This was the treadle sewing machine that my great-grandfather bought from a traveling salesman just before they had twins. My Gr'ma Elisabeth was 10 at the time and the teacher in their small German school had to admit that she had learned everything he had to teach. So her official education was done and she stayed home to hem diapers for her new twin brother and sister on the new treadle sewing machine. Gr'ma told me that her mother even sewed horse blankets with that treadle machine!
In time it became Gr'ma's sewing machine, and she sewed all the clothes for her 10 children on it. Later, when our Mom was in hospital so long, my sister Elsie went to Gr'ma's to learn to sew. When we had an auction sale of Gr'ma's things when she was moved to the Rosthern Nursing Home, Elsie bought it for $200.
Then, when Elsie was moving to BC to train as a Health Inspector, she brought it over to our place and asked me to write up its history and donate it to the museum.
Well, my guests and I wandered through all the rooms and into the barn part too, but our stamina was winding down.
We did want to check out the clay oven where some women that I knew where keeping an eye on it selling the bread for $5 a slice. (I think the choice of butter or jam was free.) While we were chatting with several people, someone came from the building where the butchered meat products had been prepared were now for sale.
A number of people hurried over there - apparently knowing the supplies were limited - so we followed. (Well, Gaynor was tired enough to stay seated a picnic table.)
I was curious enough to go back there to look. I was in time to pick up the last two small rings of liver sausage, and two short pieces of ribs in a yogurt container. (They did not last long when I got home.).

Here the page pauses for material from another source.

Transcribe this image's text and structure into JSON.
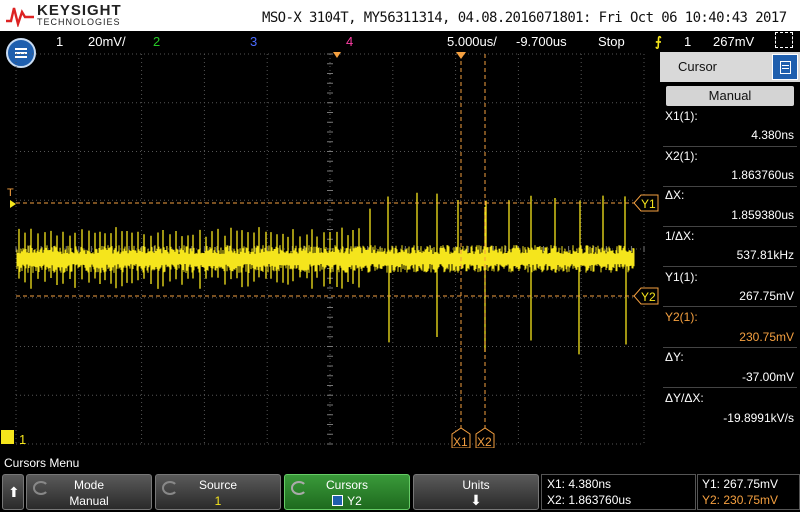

On the way home I made conversation in the car by asking what had stood out the most for each of them. I don't recall Anna's answer, and Gaynor was trying hard not to be too negative because of her allergies, but Cecile told me that she was most intrigued about the small school. In China she had only ever seen huge, educational complex buildings with many classrooms and teachers. I was glad that I'd guessed correctly; she would enjoy this outing.